Recently, a member of the Trump administration called Puerto Rico “that country,” obscuring once more the relationship between the island colony and the American mainland. In a special hour this week, On the Media examines the history of US imperialism — and why the familiar US map hides the true story of our country. Brooke spends the hour with Northwestern University historian Daniel Immerwahr, author of How to Hide an Empire: A History of the Greater United States.
A stunning 50 minutes of American History here! Folks who enjoyed John Biewen and Scene on Radio’s Seeing White series are sure to love some additional layers and texture that this view on our history brings.
I’d read it in my youth and knew of it more generally, but I didn’t know that Rudyard Kipling’s “White Man’s Burden” was written as advice to the United States about what to do in the Philippines where there was a long and bloody US war. Then the episode has a gut-punch of a quote I’d never heard from Mark Twain, who was friends with Kipling:
‘there must be two Americas. One that sets the captive free and one that takes a once captive’s new freedom away from him, picks a quarrel with him with nothing founded on and then kills him to get his land. For that second America,’ he proposed adding a few words to the Declaration of Independence, ‘governments derive their just powers from the consent of the governed White men.’

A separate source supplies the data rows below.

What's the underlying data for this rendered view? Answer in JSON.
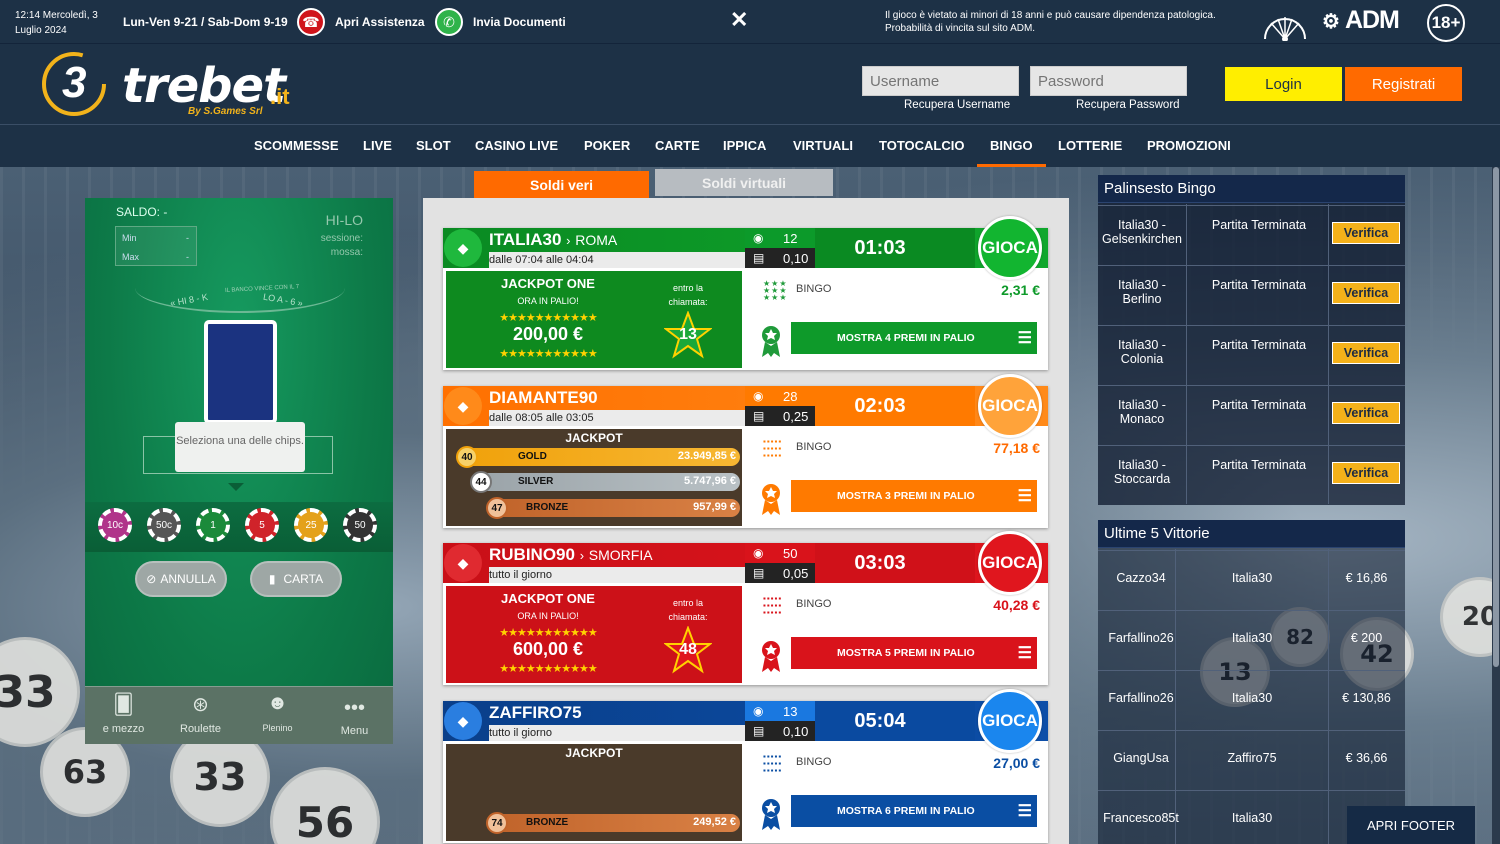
{
  "topbar": {
    "datetime": "12:14 Mercoledì, 3 Luglio 2024",
    "hours": "Lun-Ven 9-21 / Sab-Dom 9-19",
    "assistance": "Apri Assistenza",
    "documents": "Invia Documenti",
    "close": "✕",
    "warning": "Il gioco è vietato ai minori di 18 anni e può causare dipendenza patologica. Probabilità di vincita sul sito ADM.",
    "adm_logo": "ADM",
    "age": "18+"
  },
  "header": {
    "logo_3": "3",
    "logo_brand": "trebet",
    "logo_tld": ".it",
    "logo_by": "By S.Games Srl",
    "username_placeholder": "Username",
    "password_placeholder": "Password",
    "recover_username": "Recupera Username",
    "recover_password": "Recupera Password",
    "login": "Login",
    "register": "Registrati"
  },
  "nav": [
    "SCOMMESSE",
    "LIVE",
    "SLOT",
    "CASINO LIVE",
    "POKER",
    "CARTE",
    "IPPICA",
    "VIRTUALI",
    "TOTOCALCIO",
    "BINGO",
    "LOTTERIE",
    "PROMOZIONI"
  ],
  "nav_active": "BINGO",
  "game": {
    "saldo": "SALDO: -",
    "title": "HI-LO",
    "session_label": "sessione:",
    "bet_label": "mossa:",
    "min_label": "Min",
    "min_val": "-",
    "max_label": "Max",
    "max_val": "-",
    "banco_text": "IL BANCO VINCE CON IL 7",
    "hi_label": "« HI 8 - K",
    "lo_label": "LO A - 6 »",
    "tooltip": "Seleziona una delle chips.",
    "chips": [
      "10c",
      "50c",
      "1",
      "5",
      "25",
      "50"
    ],
    "annulla": "ANNULLA",
    "carta": "CARTA",
    "bottom": [
      "e mezzo",
      "Roulette",
      "Plenino",
      "Menu"
    ]
  },
  "tabs": {
    "real": "Soldi veri",
    "virtual": "Soldi virtuali"
  },
  "rooms": [
    {
      "name": "ITALIA30",
      "extra": "ROMA",
      "when": "dalle 07:04 alle 04:04",
      "players": "12",
      "price": "0,10 €",
      "timer": "01:03",
      "play": "GIOCA",
      "bingo_label": "BINGO",
      "bingo_value": "2,31 €",
      "prizes_btn": "MOSTRA 4 PREMI IN PALIO",
      "jackpot": {
        "title": "JACKPOT ONE",
        "subtitle": "ORA IN PALIO!",
        "value": "200,00 €",
        "within": "entro la chiamata:",
        "call": "13"
      }
    },
    {
      "name": "DIAMANTE90",
      "extra": "",
      "when": "dalle 08:05 alle 03:05",
      "players": "28",
      "price": "0,25 €",
      "timer": "02:03",
      "play": "GIOCA",
      "bingo_label": "BINGO",
      "bingo_value": "77,18 €",
      "prizes_btn": "MOSTRA 3 PREMI IN PALIO",
      "jackpot": {
        "title": "JACKPOT",
        "tiers": [
          {
            "n": "40",
            "name": "GOLD",
            "value": "23.949,85 €"
          },
          {
            "n": "44",
            "name": "SILVER",
            "value": "5.747,96 €"
          },
          {
            "n": "47",
            "name": "BRONZE",
            "value": "957,99 €"
          }
        ]
      }
    },
    {
      "name": "RUBINO90",
      "extra": "SMORFIA",
      "when": "tutto il giorno",
      "players": "50",
      "price": "0,05 €",
      "timer": "03:03",
      "play": "GIOCA",
      "bingo_label": "BINGO",
      "bingo_value": "40,28 €",
      "prizes_btn": "MOSTRA 5 PREMI IN PALIO",
      "jackpot": {
        "title": "JACKPOT ONE",
        "subtitle": "ORA IN PALIO!",
        "value": "600,00 €",
        "within": "entro la chiamata:",
        "call": "48"
      }
    },
    {
      "name": "ZAFFIRO75",
      "extra": "",
      "when": "tutto il giorno",
      "players": "13",
      "price": "0,10 €",
      "timer": "05:04",
      "play": "GIOCA",
      "bingo_label": "BINGO",
      "bingo_value": "27,00 €",
      "prizes_btn": "MOSTRA 6 PREMI IN PALIO",
      "jackpot": {
        "title": "JACKPOT",
        "tiers": [
          {
            "n": "74",
            "name": "BRONZE",
            "value": "249,52 €"
          }
        ]
      }
    }
  ],
  "palinsesto": {
    "title": "Palinsesto Bingo",
    "rows": [
      {
        "room": "Italia30 - Gelsenkirchen",
        "status": "Partita Terminata",
        "action": "Verifica"
      },
      {
        "room": "Italia30 - Berlino",
        "status": "Partita Terminata",
        "action": "Verifica"
      },
      {
        "room": "Italia30 - Colonia",
        "status": "Partita Terminata",
        "action": "Verifica"
      },
      {
        "room": "Italia30 - Monaco",
        "status": "Partita Terminata",
        "action": "Verifica"
      },
      {
        "room": "Italia30 - Stoccarda",
        "status": "Partita Terminata",
        "action": "Verifica"
      }
    ]
  },
  "vittorie": {
    "title": "Ultime 5 Vittorie",
    "rows": [
      {
        "user": "Cazzo34",
        "room": "Italia30",
        "amount": "€ 16,86"
      },
      {
        "user": "Farfallino26",
        "room": "Italia30",
        "amount": "€ 200"
      },
      {
        "user": "Farfallino26",
        "room": "Italia30",
        "amount": "€ 130,86"
      },
      {
        "user": "GiangUsa",
        "room": "Zaffiro75",
        "amount": "€ 36,66"
      },
      {
        "user": "Francesco85t",
        "room": "Italia30",
        "amount": ""
      }
    ]
  },
  "footer_btn": "APRI FOOTER",
  "colors": {
    "green": "#0a9a2a",
    "orange": "#ff7a00",
    "red": "#d9131b",
    "blue": "#0a4ea3",
    "accent": "#ff6a00",
    "login": "#ffee00"
  }
}
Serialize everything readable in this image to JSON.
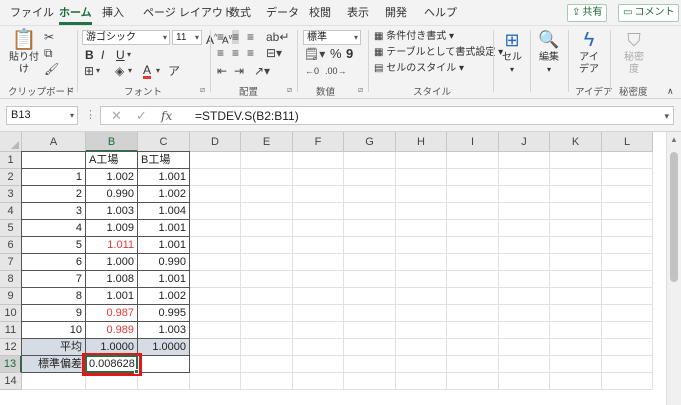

If asked before today what the bloodiest war fought on US soil was, I’d have said “The Civil War” as I suspect that most would. Interestingly it turns out that it was the Japanese conquest of the Philippines during World War II that claimed 1.5 million people–or the equivalent of two civil wars. Why don’t most students know this fact? Likely because 1 million of that number were not white. They were Filipinos who were also considered U.S. nationals at the time.
Another surprising thing I hadn’t considered before, and mentioned here, is that a large portion of the “British Invasion” of music in the 1960’s–including that of The Beatles–can be likely be put down to the fact that there’s a major U.S. military base put into Liverpool just after World War II. The increased trade and exposure of local youth to American rock-and-roll music as well as instruments sourced from the base had a tremendous influence on the city and the music that would result.
These are just of a few of my favorite portions of this incredible show.
This episode is Part 2 of their series, “On American Expansion.” I can’t wait to hear the rest.